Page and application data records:
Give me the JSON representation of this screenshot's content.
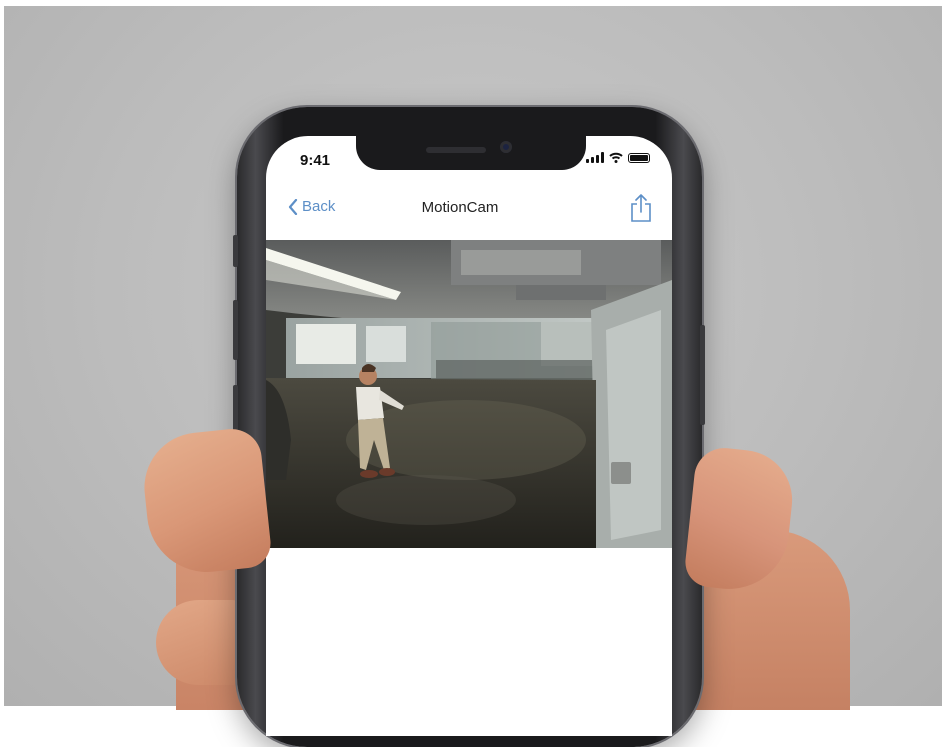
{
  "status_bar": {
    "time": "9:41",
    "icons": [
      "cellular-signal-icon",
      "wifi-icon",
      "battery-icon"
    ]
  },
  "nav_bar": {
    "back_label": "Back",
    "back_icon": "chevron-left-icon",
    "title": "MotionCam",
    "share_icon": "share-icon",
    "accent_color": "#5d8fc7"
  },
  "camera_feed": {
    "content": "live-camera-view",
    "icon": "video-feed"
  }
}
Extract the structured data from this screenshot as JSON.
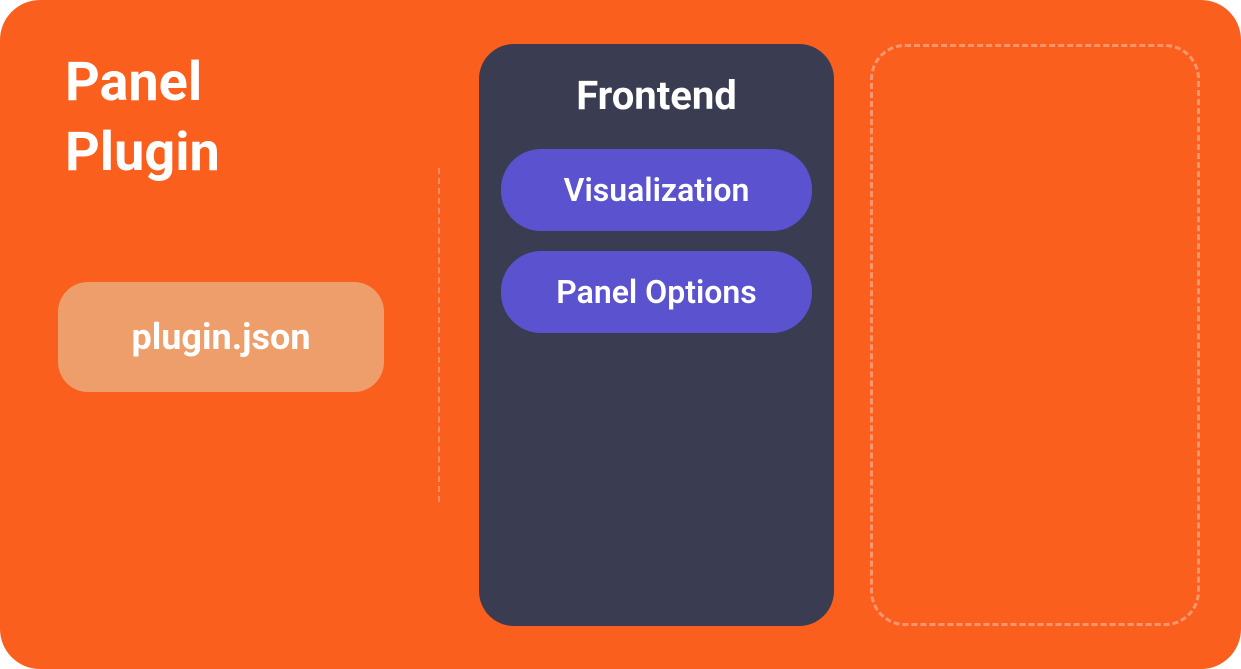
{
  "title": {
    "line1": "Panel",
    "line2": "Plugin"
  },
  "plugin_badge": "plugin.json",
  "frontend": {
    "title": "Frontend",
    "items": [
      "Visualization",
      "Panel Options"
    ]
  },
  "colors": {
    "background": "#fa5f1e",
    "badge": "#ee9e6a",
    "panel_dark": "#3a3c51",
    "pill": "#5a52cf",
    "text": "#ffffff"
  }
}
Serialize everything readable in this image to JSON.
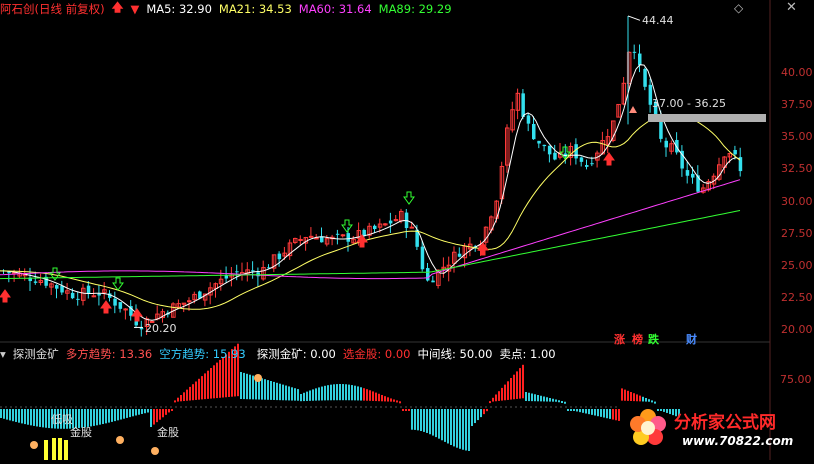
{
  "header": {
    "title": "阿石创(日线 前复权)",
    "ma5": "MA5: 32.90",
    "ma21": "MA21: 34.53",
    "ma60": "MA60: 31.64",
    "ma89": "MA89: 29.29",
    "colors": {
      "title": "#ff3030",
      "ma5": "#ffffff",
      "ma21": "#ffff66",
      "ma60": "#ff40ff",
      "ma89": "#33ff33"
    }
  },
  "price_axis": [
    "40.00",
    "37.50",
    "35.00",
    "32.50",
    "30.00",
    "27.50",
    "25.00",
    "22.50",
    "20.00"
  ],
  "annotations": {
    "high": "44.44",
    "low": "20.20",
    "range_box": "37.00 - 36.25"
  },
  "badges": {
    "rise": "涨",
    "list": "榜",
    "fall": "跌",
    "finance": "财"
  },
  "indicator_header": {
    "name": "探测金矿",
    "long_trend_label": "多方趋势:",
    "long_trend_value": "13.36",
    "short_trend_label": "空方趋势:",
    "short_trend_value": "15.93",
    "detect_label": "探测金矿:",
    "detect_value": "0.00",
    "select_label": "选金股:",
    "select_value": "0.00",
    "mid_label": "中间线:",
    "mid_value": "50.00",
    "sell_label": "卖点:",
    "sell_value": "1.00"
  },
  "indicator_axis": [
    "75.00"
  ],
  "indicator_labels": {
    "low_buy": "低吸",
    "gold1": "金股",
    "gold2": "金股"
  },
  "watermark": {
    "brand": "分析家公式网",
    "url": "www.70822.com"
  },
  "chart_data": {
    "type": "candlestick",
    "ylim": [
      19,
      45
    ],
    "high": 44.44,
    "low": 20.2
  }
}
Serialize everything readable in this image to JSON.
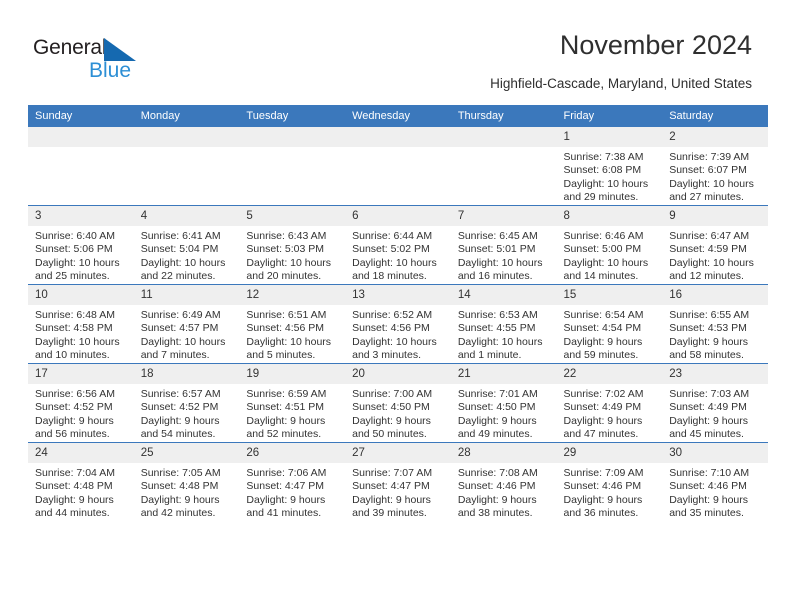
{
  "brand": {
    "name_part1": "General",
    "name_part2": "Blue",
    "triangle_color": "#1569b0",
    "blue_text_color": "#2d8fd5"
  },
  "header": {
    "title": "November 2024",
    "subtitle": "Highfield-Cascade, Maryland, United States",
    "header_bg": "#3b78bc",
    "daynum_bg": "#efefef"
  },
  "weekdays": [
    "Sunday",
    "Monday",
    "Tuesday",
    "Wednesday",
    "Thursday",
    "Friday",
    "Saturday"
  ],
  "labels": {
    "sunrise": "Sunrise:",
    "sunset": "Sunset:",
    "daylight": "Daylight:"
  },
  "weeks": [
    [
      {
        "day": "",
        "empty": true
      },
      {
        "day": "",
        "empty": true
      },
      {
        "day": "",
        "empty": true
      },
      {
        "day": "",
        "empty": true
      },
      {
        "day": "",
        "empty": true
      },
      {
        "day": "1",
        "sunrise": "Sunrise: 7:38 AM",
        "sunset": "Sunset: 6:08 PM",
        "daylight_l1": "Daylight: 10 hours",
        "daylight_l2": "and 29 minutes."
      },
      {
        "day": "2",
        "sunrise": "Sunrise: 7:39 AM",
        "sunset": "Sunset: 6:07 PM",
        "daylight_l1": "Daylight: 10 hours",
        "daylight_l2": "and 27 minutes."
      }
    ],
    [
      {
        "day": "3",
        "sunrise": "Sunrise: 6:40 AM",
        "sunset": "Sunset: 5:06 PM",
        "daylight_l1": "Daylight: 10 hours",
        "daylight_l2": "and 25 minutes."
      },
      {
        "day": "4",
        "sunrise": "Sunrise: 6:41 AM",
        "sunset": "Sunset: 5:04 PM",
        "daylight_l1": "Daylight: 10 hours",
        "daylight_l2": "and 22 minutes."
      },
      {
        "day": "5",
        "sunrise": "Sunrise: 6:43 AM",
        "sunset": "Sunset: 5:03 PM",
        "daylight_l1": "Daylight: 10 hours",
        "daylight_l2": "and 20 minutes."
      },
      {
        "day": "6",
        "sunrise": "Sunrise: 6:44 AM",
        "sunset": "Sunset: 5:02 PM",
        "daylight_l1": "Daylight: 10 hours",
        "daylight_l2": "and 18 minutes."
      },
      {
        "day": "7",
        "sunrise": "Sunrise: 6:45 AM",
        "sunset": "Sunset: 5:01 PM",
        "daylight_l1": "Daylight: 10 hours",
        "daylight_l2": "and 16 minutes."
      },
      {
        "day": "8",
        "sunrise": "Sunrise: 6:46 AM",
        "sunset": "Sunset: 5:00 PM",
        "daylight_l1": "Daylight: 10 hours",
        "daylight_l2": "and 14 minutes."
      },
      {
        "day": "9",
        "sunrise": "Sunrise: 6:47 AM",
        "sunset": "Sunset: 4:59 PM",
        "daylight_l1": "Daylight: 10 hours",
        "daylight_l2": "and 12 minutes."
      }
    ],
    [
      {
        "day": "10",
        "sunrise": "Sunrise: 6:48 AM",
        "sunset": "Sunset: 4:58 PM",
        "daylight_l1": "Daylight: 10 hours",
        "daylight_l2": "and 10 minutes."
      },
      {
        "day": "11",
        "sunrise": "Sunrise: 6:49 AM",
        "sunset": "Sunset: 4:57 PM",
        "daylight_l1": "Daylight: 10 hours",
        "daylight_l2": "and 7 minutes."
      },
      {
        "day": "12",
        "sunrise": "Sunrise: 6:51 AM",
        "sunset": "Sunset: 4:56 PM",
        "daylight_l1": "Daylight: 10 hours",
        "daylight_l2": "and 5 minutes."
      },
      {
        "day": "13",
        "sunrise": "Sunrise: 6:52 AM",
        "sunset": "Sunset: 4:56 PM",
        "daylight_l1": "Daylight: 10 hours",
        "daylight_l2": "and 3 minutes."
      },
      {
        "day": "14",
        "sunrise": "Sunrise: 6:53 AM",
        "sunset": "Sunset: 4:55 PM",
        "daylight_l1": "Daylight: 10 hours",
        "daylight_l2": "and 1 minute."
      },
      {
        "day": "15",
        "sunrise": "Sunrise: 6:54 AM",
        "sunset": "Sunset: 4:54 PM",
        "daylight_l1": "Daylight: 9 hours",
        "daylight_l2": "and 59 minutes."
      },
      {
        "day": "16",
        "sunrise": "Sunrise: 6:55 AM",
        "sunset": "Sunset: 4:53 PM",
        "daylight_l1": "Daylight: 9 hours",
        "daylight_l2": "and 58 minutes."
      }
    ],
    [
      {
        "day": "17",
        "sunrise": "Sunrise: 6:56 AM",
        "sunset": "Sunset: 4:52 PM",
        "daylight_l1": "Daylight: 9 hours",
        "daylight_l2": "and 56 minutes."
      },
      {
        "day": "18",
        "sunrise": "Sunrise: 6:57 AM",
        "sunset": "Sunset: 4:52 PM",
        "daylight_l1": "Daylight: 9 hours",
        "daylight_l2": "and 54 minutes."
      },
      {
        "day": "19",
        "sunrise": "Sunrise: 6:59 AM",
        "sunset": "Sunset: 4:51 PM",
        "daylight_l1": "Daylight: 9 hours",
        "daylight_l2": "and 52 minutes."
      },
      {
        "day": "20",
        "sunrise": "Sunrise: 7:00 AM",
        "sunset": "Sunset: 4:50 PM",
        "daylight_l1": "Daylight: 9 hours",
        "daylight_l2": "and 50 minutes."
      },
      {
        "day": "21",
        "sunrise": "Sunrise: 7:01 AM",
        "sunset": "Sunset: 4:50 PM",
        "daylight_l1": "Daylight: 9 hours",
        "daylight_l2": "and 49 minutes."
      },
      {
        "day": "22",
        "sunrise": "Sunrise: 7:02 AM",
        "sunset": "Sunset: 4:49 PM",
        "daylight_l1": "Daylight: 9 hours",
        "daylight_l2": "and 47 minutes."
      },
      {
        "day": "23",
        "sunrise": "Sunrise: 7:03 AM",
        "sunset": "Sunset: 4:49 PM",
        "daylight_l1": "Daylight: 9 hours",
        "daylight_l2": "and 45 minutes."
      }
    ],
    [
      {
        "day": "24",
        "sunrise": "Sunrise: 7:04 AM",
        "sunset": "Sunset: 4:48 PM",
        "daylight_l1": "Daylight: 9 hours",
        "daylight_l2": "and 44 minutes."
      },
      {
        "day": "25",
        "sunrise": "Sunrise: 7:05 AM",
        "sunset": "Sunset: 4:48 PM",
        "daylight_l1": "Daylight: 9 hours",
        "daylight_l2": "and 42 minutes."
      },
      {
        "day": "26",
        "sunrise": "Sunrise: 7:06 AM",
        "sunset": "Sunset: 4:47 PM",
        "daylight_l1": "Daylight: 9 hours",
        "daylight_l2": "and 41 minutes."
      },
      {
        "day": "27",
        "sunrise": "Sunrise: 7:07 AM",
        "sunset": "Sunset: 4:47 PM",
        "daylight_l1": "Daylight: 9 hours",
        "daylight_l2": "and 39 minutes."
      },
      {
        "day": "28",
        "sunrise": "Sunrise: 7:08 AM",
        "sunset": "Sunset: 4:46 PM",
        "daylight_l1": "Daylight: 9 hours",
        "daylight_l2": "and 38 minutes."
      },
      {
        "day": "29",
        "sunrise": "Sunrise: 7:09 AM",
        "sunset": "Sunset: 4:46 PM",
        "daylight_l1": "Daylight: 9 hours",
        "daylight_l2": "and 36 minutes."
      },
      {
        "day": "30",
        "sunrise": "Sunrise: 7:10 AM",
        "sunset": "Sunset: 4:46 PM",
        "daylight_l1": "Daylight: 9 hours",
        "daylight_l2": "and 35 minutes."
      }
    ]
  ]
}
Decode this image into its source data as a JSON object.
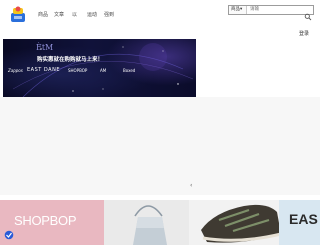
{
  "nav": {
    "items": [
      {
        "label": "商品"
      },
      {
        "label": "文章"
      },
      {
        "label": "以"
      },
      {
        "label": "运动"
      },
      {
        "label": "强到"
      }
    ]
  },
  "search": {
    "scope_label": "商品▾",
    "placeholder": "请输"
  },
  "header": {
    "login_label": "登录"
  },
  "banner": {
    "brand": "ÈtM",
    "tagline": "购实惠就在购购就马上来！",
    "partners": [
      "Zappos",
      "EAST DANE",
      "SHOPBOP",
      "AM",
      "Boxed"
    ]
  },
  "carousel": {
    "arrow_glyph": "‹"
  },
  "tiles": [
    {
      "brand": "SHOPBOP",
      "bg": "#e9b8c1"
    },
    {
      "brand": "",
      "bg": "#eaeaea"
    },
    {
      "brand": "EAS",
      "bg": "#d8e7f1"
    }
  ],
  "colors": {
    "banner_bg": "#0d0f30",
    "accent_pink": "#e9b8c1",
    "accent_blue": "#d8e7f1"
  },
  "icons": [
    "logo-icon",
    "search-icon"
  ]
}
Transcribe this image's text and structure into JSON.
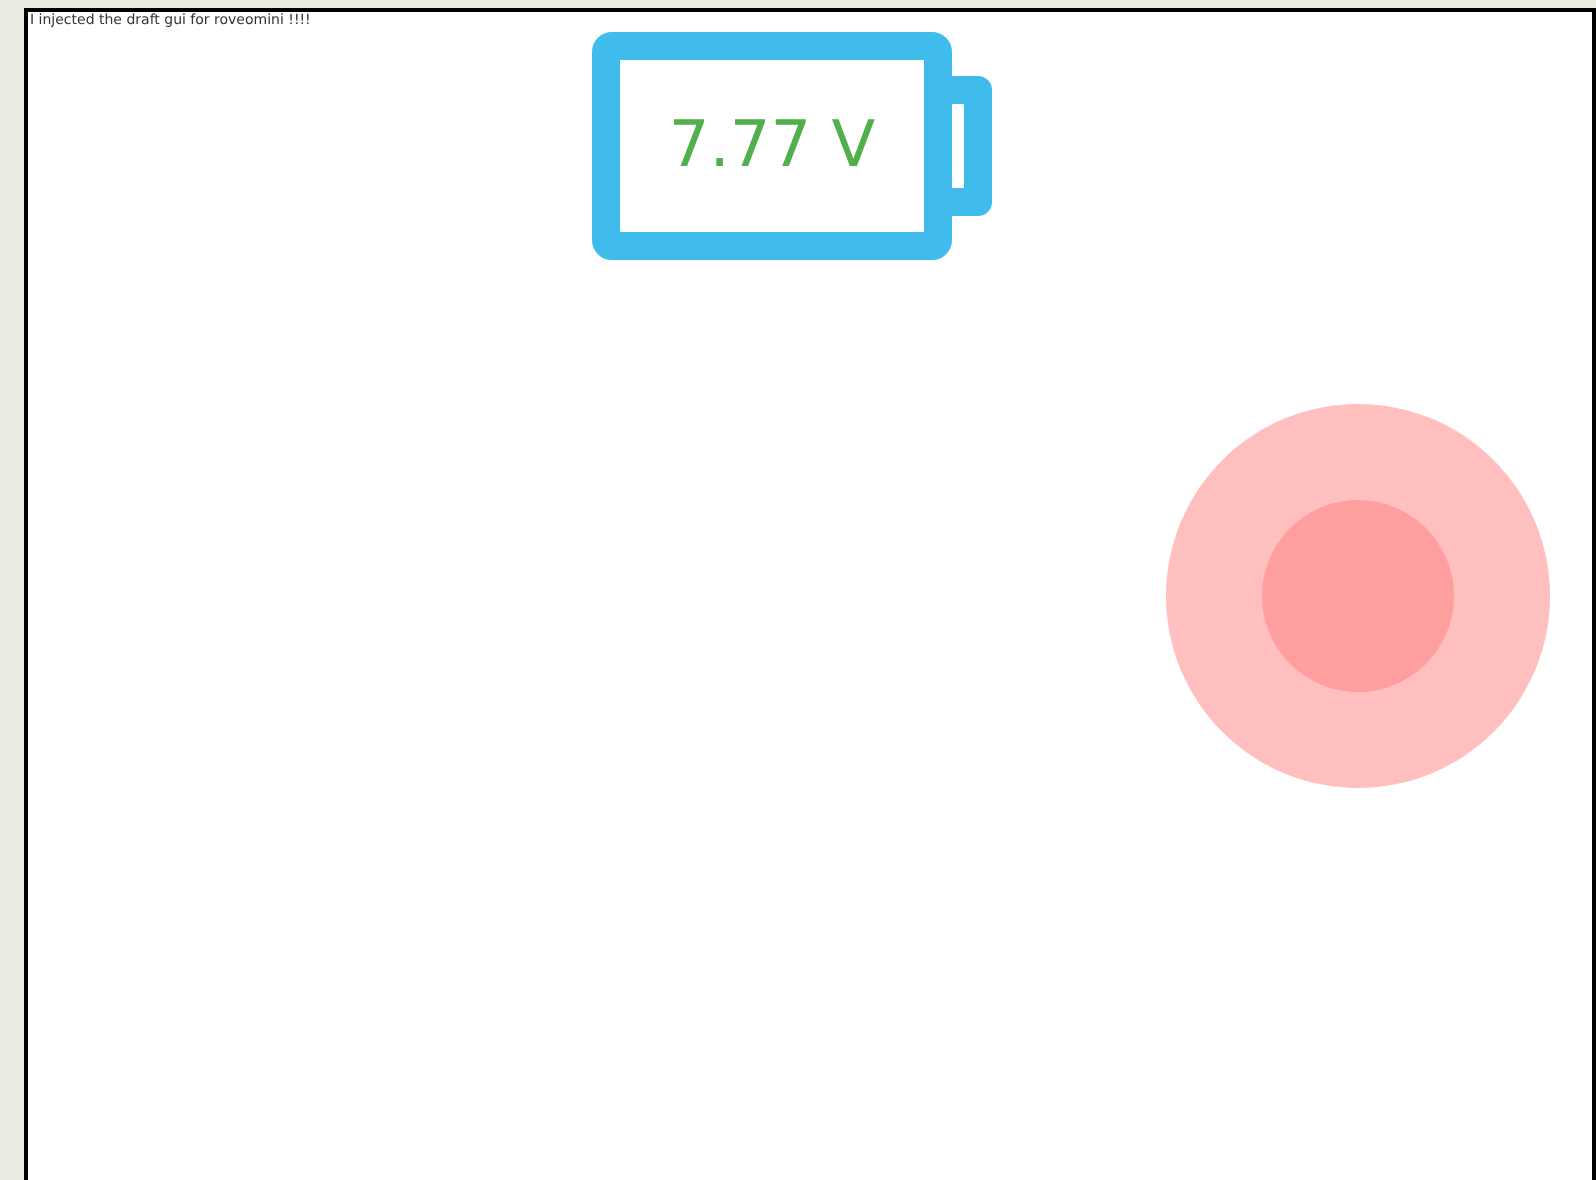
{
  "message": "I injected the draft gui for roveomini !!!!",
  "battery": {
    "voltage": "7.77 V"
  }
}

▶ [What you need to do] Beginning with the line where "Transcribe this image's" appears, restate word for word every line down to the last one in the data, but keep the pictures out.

▶ [Final answer]
Transcribe this image's text and structure into JSON.
{
  "message": "I injected the draft gui for roveomini !!!!",
  "battery": {
    "voltage": "7.77 V"
  }
}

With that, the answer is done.